#### PROBLEM DESCRIPTION:
Where a line of the records contains the word "time", show that line.

Excerpts from a dataset:
Start of Block

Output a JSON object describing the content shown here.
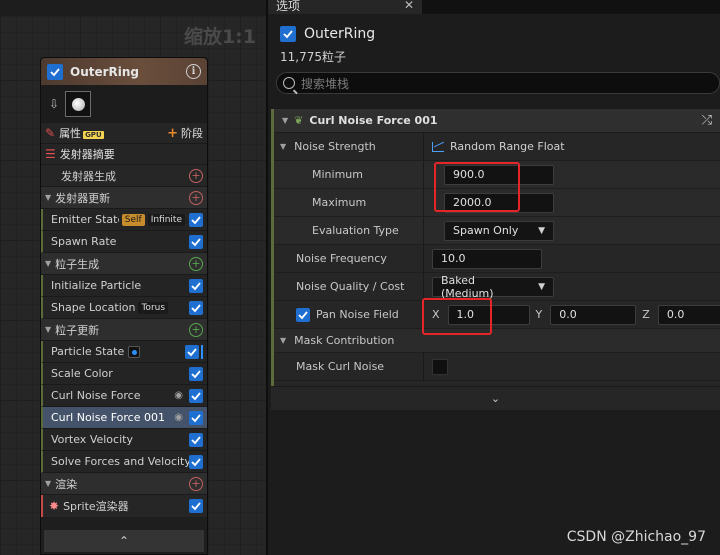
{
  "graph": {
    "zoom_label": "缩放1:1"
  },
  "node": {
    "title": "OuterRing",
    "properties_label": "属性",
    "gpu_badge": "GPU",
    "stage_label": "阶段",
    "emitter_summary_label": "发射器摘要",
    "emitter_spawn_label": "发射器生成",
    "sections": {
      "emitter_update": "发射器更新",
      "particle_spawn": "粒子生成",
      "particle_update": "粒子更新",
      "render": "渲染"
    },
    "emitter_update_items": [
      {
        "label": "Emitter State",
        "tags": [
          "Self",
          "Infinite"
        ]
      },
      {
        "label": "Spawn Rate",
        "tags": []
      }
    ],
    "particle_spawn_items": [
      {
        "label": "Initialize Particle",
        "tags": []
      },
      {
        "label": "Shape Location",
        "tags": [
          "Torus"
        ]
      }
    ],
    "particle_update_items": [
      {
        "label": "Particle State"
      },
      {
        "label": "Scale Color"
      },
      {
        "label": "Curl Noise Force"
      },
      {
        "label": "Curl Noise Force 001"
      },
      {
        "label": "Vortex Velocity"
      },
      {
        "label": "Solve Forces and Velocity"
      }
    ],
    "render_item": "Sprite渲染器"
  },
  "panel": {
    "tab_title": "选项",
    "emitter_name": "OuterRing",
    "particle_count": "11,775粒子",
    "search_placeholder": "搜索堆栈",
    "module_title": "Curl Noise Force 001",
    "rows": {
      "noise_strength": {
        "label": "Noise Strength",
        "value": "Random Range Float"
      },
      "minimum": {
        "label": "Minimum",
        "value": "900.0"
      },
      "maximum": {
        "label": "Maximum",
        "value": "2000.0"
      },
      "evaluation_type": {
        "label": "Evaluation Type",
        "value": "Spawn Only"
      },
      "noise_frequency": {
        "label": "Noise Frequency",
        "value": "10.0"
      },
      "noise_quality": {
        "label": "Noise Quality / Cost",
        "value": "Baked (Medium)"
      },
      "pan_noise_field": {
        "label": "Pan Noise Field",
        "x_label": "X",
        "x": "1.0",
        "y_label": "Y",
        "y": "0.0",
        "z_label": "Z",
        "z": "0.0"
      },
      "mask_contribution": {
        "label": "Mask Contribution"
      },
      "mask_curl_noise": {
        "label": "Mask Curl Noise"
      }
    }
  },
  "watermark": "CSDN @Zhichao_97",
  "colors": {
    "accent_blue": "#1f6fd1",
    "highlight_red": "#e4262a",
    "selected_row": "#44536a"
  }
}
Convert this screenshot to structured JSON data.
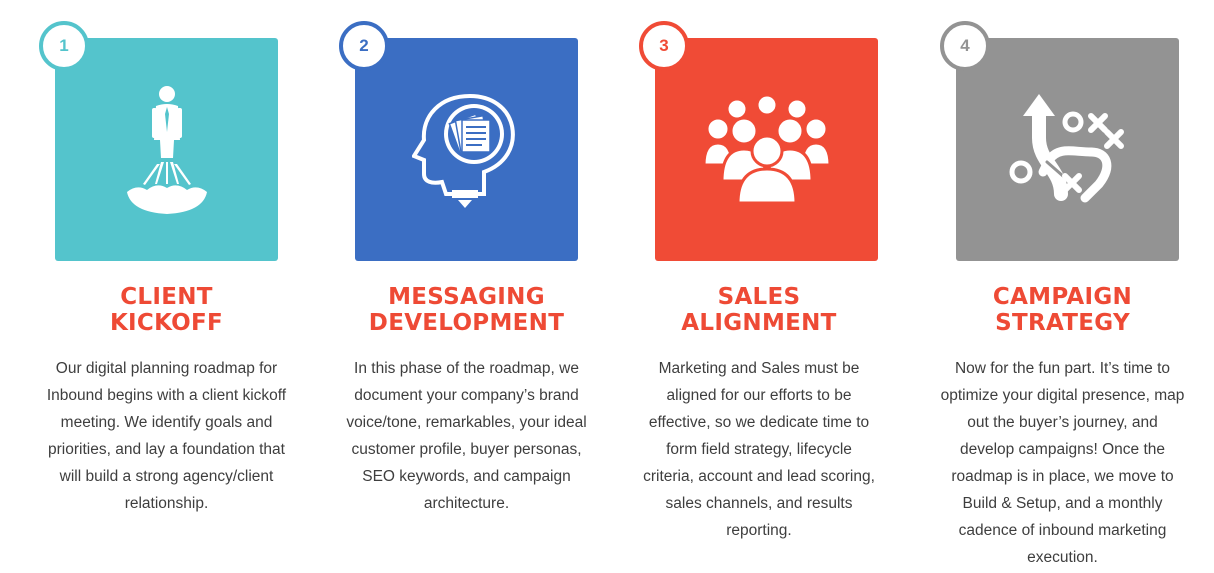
{
  "colors": {
    "teal": "#54c4cc",
    "blue": "#3b6ec3",
    "red": "#f04b36",
    "gray": "#939393",
    "heading": "#ee4a35",
    "body_text": "#3e3e3e"
  },
  "steps": [
    {
      "number": "1",
      "title_line1": "CLIENT",
      "title_line2": "KICKOFF",
      "icon": "rocket-person-icon",
      "description": "Our digital planning roadmap for Inbound begins with a client kickoff meeting. We identify goals and priorities, and lay a foundation that will build a strong agency/client relationship."
    },
    {
      "number": "2",
      "title_line1": "MESSAGING",
      "title_line2": "DEVELOPMENT",
      "icon": "head-documents-icon",
      "description": "In this phase of the roadmap, we document your company’s brand voice/tone, remarkables, your ideal customer profile, buyer personas, SEO keywords, and campaign architecture."
    },
    {
      "number": "3",
      "title_line1": "SALES",
      "title_line2": "ALIGNMENT",
      "icon": "group-people-icon",
      "description": "Marketing and Sales must be aligned for our efforts to be effective, so we dedicate time to form field strategy, lifecycle criteria, account and lead scoring, sales channels, and results reporting."
    },
    {
      "number": "4",
      "title_line1": "CAMPAIGN",
      "title_line2": "STRATEGY",
      "icon": "strategy-play-icon",
      "description": "Now for the fun part. It’s time to optimize your digital presence, map out the buyer’s journey, and develop campaigns! Once the roadmap is in place, we move to Build & Setup, and a monthly cadence of inbound marketing execution."
    }
  ]
}
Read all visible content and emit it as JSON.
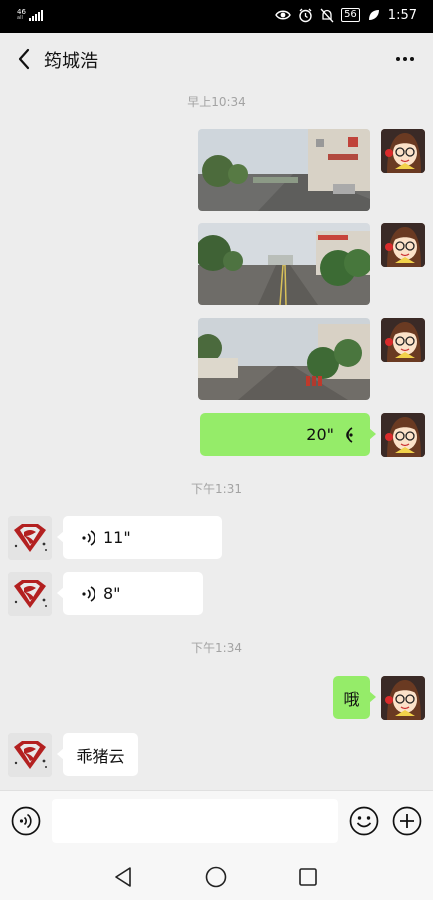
{
  "status_bar": {
    "network_top": "46",
    "network_bottom": "all",
    "battery": "56",
    "time": "1:57"
  },
  "header": {
    "title": "筠城浩",
    "back_icon": "chevron-left-icon",
    "more_icon": "more-horizontal-icon"
  },
  "messages": {
    "ts1": "早上10:34",
    "voice_me": "20\"",
    "ts2": "下午1:31",
    "voice_other1": "11\"",
    "voice_other2": "8\"",
    "ts3": "下午1:34",
    "text_me": "哦",
    "text_other": "乖猪云"
  },
  "input_bar": {
    "voice_icon": "voice-mode-icon",
    "emoji_icon": "emoji-icon",
    "plus_icon": "plus-circle-icon",
    "placeholder": ""
  },
  "nav_bar": {
    "back": "triangle-back-icon",
    "home": "circle-home-icon",
    "recents": "square-recents-icon"
  },
  "colors": {
    "my_bubble": "#95ec69",
    "other_bubble": "#ffffff",
    "background": "#ededed"
  }
}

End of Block

#### SOLUTION TO THIS PROBLEM:
      "description": "Marketing and Sales must be aligned for our efforts to be effective, so we dedicate time to form field strategy, lifecycle criteria, account and lead scoring, sales channels, and results reporting."
      "description": "Now for the fun part. It’s time to optimize your digital presence, map out the buyer’s journey, and develop campaigns! Once the roadmap is in place, we move to Build & Setup, and a monthly cadence of inbound marketing execution."
    "time": "1:57"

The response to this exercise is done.